The film manages to deal with what might have become interchangeable scenes of violence and mayhem, without having them blend together, by focusing on what Colvin might have seen as points of interest, her focus on individuals involved in the discord. In Libya, we see her interviews with some of Gaddafi’s captured soldiers, providing hints of the near-insane brutality of his regime, from civilian bombings to ordering mass rape of female opposition members, in order to set up the tension of Colvin’s groundbreaking, one-on-one interview with Gaddafi himself. She is daringly straightforward in speaking with Gaddafi; another voice-over explains her reasoning: “we’ve failed mankind if we don’t reveal the horrors others are trying to conceal.” Colvin’s impact on journalism is made clear without verbal explanations: she once again focuses on the ordinary victims of the conflict, and makes the Libyan story about war crimes rather than about politics. She even covers Gaddafi’s death primarily from the perspective of the people who opposed and overthrew him, their celebration of his death, and the effect on their lives.
Colvin’s demise is led up to indirectly, with subtle foreshadowing. She continues to suffer from nightmares of the many horrors she has witnessed, but remains dedicated to her work. However, the possibility of death remains at the back of her mind, as it must for someone who works in constant danger. Sometimes her offhand attitude to her own safety is highlighted. When a colleague remarks jokingly on her choice of lingerie – Colvin wears purely functional clothing in the field, but with uncharacteristically pretty and expensive undergarments – she jokes that when her corpse is pulled from a trench, she wants people to be impressed. She finds herself caught between the impulse to work and to escape from the dangers and extreme stress of war correspondence.
Marie Colvin’s dedication to her work, her gruff but genuine empathy with those suffering in wartime, is beautifully portrayed in the film’s final act, which shows Colvin’s last assignment covering the siege at Homs, Syria, which she approached secretly by motorcycle despite foreign journalists being barred from the area. She provided coverage of the suffering of civilians trapped in abandoned buildings, but delayed her departure in order to provide live footage and live interviews with media, causing something of a stir by bluntly stating what her evidence had made clear: that official descriptions of the situation were a lie, that the government, not unknown ‘terrorists,’ was purposely attacking civilians. Some of the actual original broadcast by American news station CNN is used for the scene, to excellent effect. Having transmitted images of the wounded and starving, Colvin finally agreed to be evacuated, but too late.
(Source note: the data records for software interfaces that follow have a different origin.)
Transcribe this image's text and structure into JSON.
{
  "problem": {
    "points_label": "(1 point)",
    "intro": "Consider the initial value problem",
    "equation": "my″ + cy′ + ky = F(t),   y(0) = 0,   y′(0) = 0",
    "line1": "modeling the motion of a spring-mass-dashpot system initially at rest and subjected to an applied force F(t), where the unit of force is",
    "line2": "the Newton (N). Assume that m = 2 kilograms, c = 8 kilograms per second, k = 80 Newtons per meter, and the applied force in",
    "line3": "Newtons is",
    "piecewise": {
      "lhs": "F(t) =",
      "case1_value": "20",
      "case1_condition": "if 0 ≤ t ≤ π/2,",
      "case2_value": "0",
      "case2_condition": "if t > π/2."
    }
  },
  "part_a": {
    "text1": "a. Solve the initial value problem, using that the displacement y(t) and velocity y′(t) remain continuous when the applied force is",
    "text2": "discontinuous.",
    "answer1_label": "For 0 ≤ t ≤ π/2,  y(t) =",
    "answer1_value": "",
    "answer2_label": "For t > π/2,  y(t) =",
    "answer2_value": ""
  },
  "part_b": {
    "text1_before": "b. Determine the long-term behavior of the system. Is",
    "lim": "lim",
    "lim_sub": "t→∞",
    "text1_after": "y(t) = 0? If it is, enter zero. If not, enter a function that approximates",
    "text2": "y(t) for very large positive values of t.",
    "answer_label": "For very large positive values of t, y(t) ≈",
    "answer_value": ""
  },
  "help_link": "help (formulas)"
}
The film makes some difficult choices: much of Marie Colvin’s personal life is glossed over or omitted, allowing her work to stand alone. The script avoids using either PTSD and physical injuries, or personal tragedies, to round out the story or the character. As a result, some may find the film, and Colvin herself, a little one-dimensional and devoid of interest. However, her tough, unique personality comes across clearly enough between the lines; and the decision to make her reporting the real story seems sound, given that her life revolved around it. It is a story that is especially valuable
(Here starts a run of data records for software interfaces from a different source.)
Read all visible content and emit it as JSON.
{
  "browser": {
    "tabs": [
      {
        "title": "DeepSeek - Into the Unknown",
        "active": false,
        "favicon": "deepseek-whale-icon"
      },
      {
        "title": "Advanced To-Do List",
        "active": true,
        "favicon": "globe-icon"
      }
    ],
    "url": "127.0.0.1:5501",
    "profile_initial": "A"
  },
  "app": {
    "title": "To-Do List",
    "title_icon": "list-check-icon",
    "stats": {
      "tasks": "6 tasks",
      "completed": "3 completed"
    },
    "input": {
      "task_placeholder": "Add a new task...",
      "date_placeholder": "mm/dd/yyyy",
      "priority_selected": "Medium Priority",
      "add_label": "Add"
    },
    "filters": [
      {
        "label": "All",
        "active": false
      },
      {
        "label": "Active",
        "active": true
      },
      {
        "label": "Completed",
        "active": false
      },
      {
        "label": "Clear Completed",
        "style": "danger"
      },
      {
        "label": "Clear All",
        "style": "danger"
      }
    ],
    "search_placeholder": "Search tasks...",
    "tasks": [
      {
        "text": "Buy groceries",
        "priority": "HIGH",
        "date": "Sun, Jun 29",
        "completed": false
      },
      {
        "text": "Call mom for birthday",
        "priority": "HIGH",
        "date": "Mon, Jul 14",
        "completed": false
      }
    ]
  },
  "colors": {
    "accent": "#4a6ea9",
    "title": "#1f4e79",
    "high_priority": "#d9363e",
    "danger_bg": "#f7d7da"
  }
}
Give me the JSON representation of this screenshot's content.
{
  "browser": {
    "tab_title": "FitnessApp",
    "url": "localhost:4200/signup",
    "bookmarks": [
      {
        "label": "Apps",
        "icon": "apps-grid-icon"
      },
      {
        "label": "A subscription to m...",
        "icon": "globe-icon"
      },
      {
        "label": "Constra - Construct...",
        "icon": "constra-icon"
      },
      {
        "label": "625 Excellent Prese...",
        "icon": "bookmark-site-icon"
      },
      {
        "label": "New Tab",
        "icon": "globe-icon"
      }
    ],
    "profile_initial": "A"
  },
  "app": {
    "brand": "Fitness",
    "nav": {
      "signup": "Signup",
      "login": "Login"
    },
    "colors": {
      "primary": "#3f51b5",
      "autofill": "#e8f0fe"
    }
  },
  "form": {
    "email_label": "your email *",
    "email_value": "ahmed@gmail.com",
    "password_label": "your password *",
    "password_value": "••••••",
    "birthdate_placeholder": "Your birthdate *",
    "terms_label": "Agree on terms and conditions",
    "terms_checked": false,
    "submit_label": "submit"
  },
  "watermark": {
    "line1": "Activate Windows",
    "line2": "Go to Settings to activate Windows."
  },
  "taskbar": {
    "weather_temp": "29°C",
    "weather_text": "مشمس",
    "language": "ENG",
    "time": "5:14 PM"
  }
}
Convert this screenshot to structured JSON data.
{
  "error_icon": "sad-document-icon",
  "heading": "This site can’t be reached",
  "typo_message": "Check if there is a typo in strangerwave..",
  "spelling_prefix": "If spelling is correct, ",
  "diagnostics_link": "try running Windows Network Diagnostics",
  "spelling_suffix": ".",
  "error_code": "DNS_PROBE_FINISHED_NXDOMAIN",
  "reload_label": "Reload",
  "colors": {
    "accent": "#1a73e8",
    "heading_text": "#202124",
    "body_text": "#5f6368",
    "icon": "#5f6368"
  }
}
For further viewing…
Girls of the Sun, a 2018 drama by French director Eva Husson, tells the story of an all-female Kurdish battalion. A central character, journalist Mathilde, is directly based on Marie Colvin.
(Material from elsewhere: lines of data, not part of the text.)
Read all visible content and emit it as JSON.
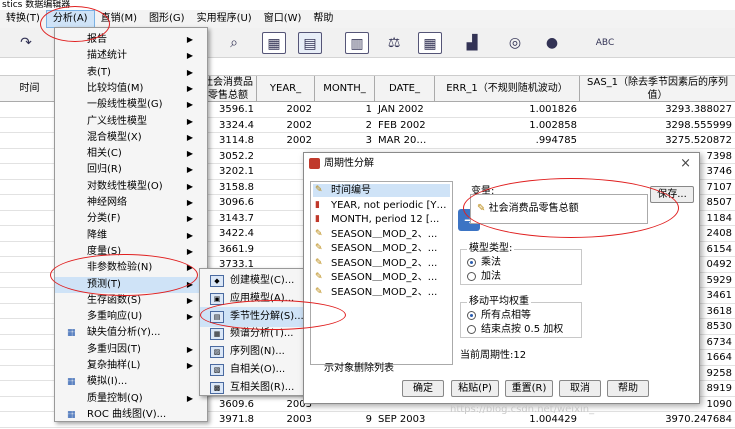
{
  "window": {
    "title": "stics 数据编辑器"
  },
  "menubar": [
    {
      "label": "转换(T)",
      "active": false
    },
    {
      "label": "分析(A)",
      "active": true
    },
    {
      "label": "直销(M)",
      "active": false
    },
    {
      "label": "图形(G)",
      "active": false
    },
    {
      "label": "实用程序(U)",
      "active": false
    },
    {
      "label": "窗口(W)",
      "active": false
    },
    {
      "label": "帮助",
      "active": false
    }
  ],
  "grid": {
    "headers": [
      "时间",
      "社会消费品零售总额",
      "YEAR_",
      "MONTH_",
      "DATE_",
      "ERR_1（不规则随机波动）",
      "SAS_1（除去季节因素后的序列值）"
    ],
    "rows": [
      [
        "",
        "3596.1",
        "2002",
        "1",
        "JAN 2002",
        "1.001826",
        "3293.388027"
      ],
      [
        "",
        "3324.4",
        "2002",
        "2",
        "FEB 2002",
        "1.002858",
        "3298.555999"
      ],
      [
        "",
        "3114.8",
        "2002",
        "3",
        "MAR 20…",
        ".994785",
        "3275.520872"
      ],
      [
        "",
        "3052.2",
        "",
        "",
        "",
        "",
        "7398"
      ],
      [
        "",
        "3202.1",
        "",
        "",
        "",
        "",
        "3746"
      ],
      [
        "",
        "3158.8",
        "",
        "",
        "",
        "",
        "7107"
      ],
      [
        "",
        "3096.6",
        "",
        "",
        "",
        "",
        "8507"
      ],
      [
        "",
        "3143.7",
        "",
        "",
        "",
        "",
        "1184"
      ],
      [
        "",
        "3422.4",
        "",
        "",
        "",
        "",
        "2408"
      ],
      [
        "",
        "3661.9",
        "",
        "",
        "",
        "",
        "6154"
      ],
      [
        "",
        "3733.1",
        "",
        "",
        "",
        "",
        "0492"
      ],
      [
        "",
        "",
        "",
        "",
        "",
        "",
        "5929"
      ],
      [
        "",
        "",
        "",
        "",
        "",
        "",
        "3461"
      ],
      [
        "",
        "",
        "",
        "",
        "",
        "",
        "3618"
      ],
      [
        "",
        "",
        "",
        "",
        "",
        "",
        "8530"
      ],
      [
        "",
        "",
        "",
        "",
        "",
        "",
        "6734"
      ],
      [
        "",
        "",
        "",
        "",
        "",
        "",
        "1664"
      ],
      [
        "",
        "",
        "",
        "",
        "",
        "",
        "9258"
      ],
      [
        "",
        "",
        "",
        "",
        "",
        "",
        "8919"
      ],
      [
        "",
        "3609.6",
        "2003",
        "",
        "",
        "",
        "1090"
      ],
      [
        "",
        "3971.8",
        "2003",
        "9",
        "SEP 2003",
        "1.004429",
        "3970.247684"
      ]
    ]
  },
  "analyze_menu": [
    {
      "label": "报告",
      "submenu": true
    },
    {
      "label": "描述统计",
      "submenu": true
    },
    {
      "label": "表(T)",
      "submenu": true
    },
    {
      "label": "比较均值(M)",
      "submenu": true
    },
    {
      "label": "一般线性模型(G)",
      "submenu": true
    },
    {
      "label": "广义线性模型",
      "submenu": true
    },
    {
      "label": "混合模型(X)",
      "submenu": true
    },
    {
      "label": "相关(C)",
      "submenu": true
    },
    {
      "label": "回归(R)",
      "submenu": true
    },
    {
      "label": "对数线性模型(O)",
      "submenu": true
    },
    {
      "label": "神经网络",
      "submenu": true
    },
    {
      "label": "分类(F)",
      "submenu": true
    },
    {
      "label": "降维",
      "submenu": true
    },
    {
      "label": "度量(S)",
      "submenu": true
    },
    {
      "label": "非参数检验(N)",
      "submenu": true
    },
    {
      "label": "预测(T)",
      "submenu": true,
      "highlight": true
    },
    {
      "label": "生存函数(S)",
      "submenu": true
    },
    {
      "label": "多重响应(U)",
      "submenu": true
    },
    {
      "label": "缺失值分析(Y)...",
      "submenu": false,
      "icon": true
    },
    {
      "label": "多重归因(T)",
      "submenu": true
    },
    {
      "label": "复杂抽样(L)",
      "submenu": true
    },
    {
      "label": "模拟(I)...",
      "submenu": false,
      "icon": true
    },
    {
      "label": "质量控制(Q)",
      "submenu": true
    },
    {
      "label": "ROC 曲线图(V)...",
      "submenu": false,
      "icon": true
    }
  ],
  "forecast_menu": [
    {
      "label": "创建模型(C)...",
      "highlight": false
    },
    {
      "label": "应用模型(A)...",
      "highlight": false
    },
    {
      "label": "季节性分解(S)...",
      "highlight": true
    },
    {
      "label": "频谱分析(T)...",
      "highlight": false
    },
    {
      "label": "序列图(N)...",
      "highlight": false
    },
    {
      "label": "自相关(O)...",
      "highlight": false
    },
    {
      "label": "互相关图(R)...",
      "highlight": false
    }
  ],
  "dialog": {
    "title": "周期性分解",
    "close": "×",
    "source_vars": [
      "时间编号",
      "YEAR, not periodic [Y…",
      "MONTH, period 12 [...",
      "SEASON＿MOD_2、...",
      "SEASON＿MOD_2、...",
      "SEASON＿MOD_2、...",
      "SEASON＿MOD_2、...",
      "SEASON＿MOD_2、..."
    ],
    "variables_label": "变量:",
    "target_var": "社会消费品零售总额",
    "save_button": "保存...",
    "model_type": {
      "title": "模型类型:",
      "options": [
        {
          "label": "乘法",
          "on": true
        },
        {
          "label": "加法",
          "on": false
        }
      ]
    },
    "moving_avg": {
      "title": "移动平均权重",
      "options": [
        {
          "label": "所有点相等",
          "on": true
        },
        {
          "label": "结束点按 0.5 加权",
          "on": false
        }
      ]
    },
    "current_period": "当前周期性:12",
    "display_text": "示对象删除列表",
    "buttons": [
      "确定",
      "粘贴(P)",
      "重置(R)",
      "取消",
      "帮助"
    ]
  },
  "watermark": "https://blog.csdn.net/weixin_"
}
Colvin is featured in a 2005 documentary, Bearing Witness, which covers five women reporters working in Iraq covering the Gulf War.